Slice the eggs into wedges
As I mentioned earlier, century eggs are ready to eat so no cooking is required. Simply peel off the shell and rinse briefly under running water. Cut it into equal-sized wedges. Sometimes the yolk can be gooey thus sticks to the knife easily. In this case, wet the knife a little beforehand.
Roast the pepper
Roasted pepper adds a pleasantly smoky flavour to the dish. You can produce it using any of the following methods:
- Roast it in an empty pan/wok over high heat (Do not use non-stick cookware)
- Roast it directly over a gas burner or on a grill pan
- Roast it in the oven at 400°F/200 °C
Depending on the size of your pepper and the method, the roasting time varies. It’s ready when you notice the skin becomes wrinkly, black charred spots appears and the flesh yields easily when squeezed. Use a spoon to scrape off the skin then cut the flesh into thin strips.
I use the first method since Chinese home cooks tend to handle most tasks with one single wok. Food blogger Tori Avey has a great guide on how to roast peppers using the other two methods.
Use the softest type of tofu
Choose the softest type of tofu that’s nice to eat without further preparation. I like the Japanese style silken tofu (Juan Dou Fu/绢豆腐) which almost melts in your mouth. As it’s very fragile, handle gently when slicing. An alternative way is to put a whole block of tofu onto the serving plate, then use a spoon to break it into bite-sized pieces.
Make a tasty dressing
After placing three main ingredients on a serving plate, you can start making the simple dressing which elevates the overall flavour of the dish.
The first step is to pour hot oil over aromatics (minced ginger and garlic) and spices (chili flakes, ground Sichuan pepper) to effectively release their aroma. Then add light soy sauce and black rice vinegar.
If you’re not up to spicy flavour, make an alternative dressing using just three ingredients: soy sauce, sesame oil and salt.
Century Eggs, the Myths and Recipe (Pi Dan, 皮蛋)
- 1 sweet pointed pepper - see note 1

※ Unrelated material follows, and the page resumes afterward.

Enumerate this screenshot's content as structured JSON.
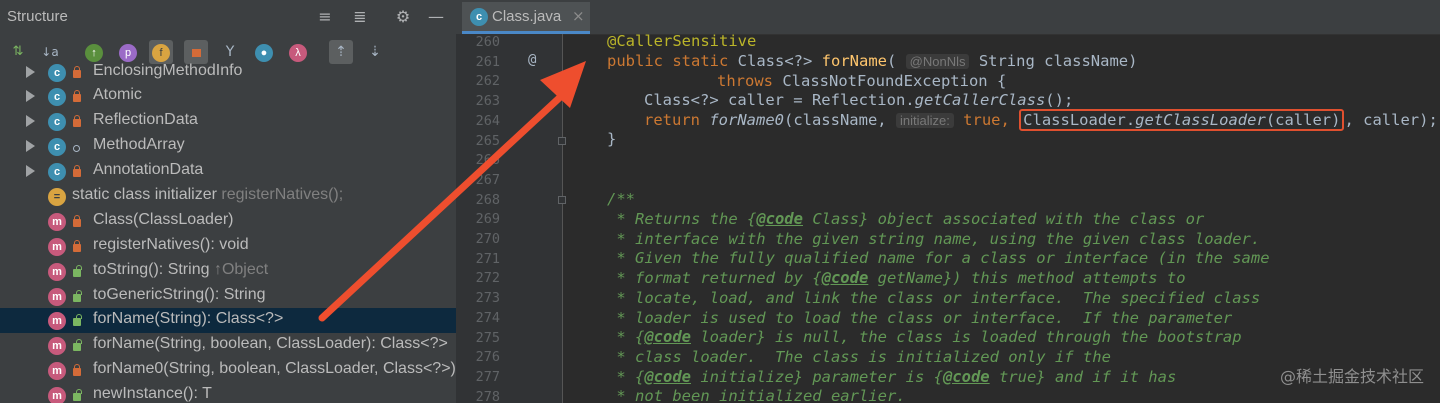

- 3 century eggs
- 100 g silken tofu - see note 2
- 1 stalk scallions, finely chopped
- Roast pepper in an empty pan/wok (Do not use non-stick cookware) over high heat. Flip from time to time until the skin wrinkles and charred spots appear (see note 4 for alternative methods). Scrape off the skin with a spoon. Slice the flesh of the pepper into thin strips.
- Peel century eggs then rinse briefly under running water. Cut into wedges. Place on a serving plate.
- Slice silken tofu into chunks then add to the plate. Top it with the pepper and scallions.
- Put ginger, garlic, chili flakes, Sichuan pepper in a bowl. Heat up oil then pour it over the spices. Add light soy sauce and black rice vinegar. Mix well.
- Pour the sauce over the egg, tofu and pepper. Serve as a salad for a multi-course meal with plain steamed rice.
NUTRITION DISCLOSURE: Nutritional information on this website is provided as a courtesy to readers. It should be considered estimates. Please use your own brand nutritional values or your preferred nutrition calculator to double check against our estimates.
If you haven’t tasted century eggs before, I hope you find this post inspiring and give it a try!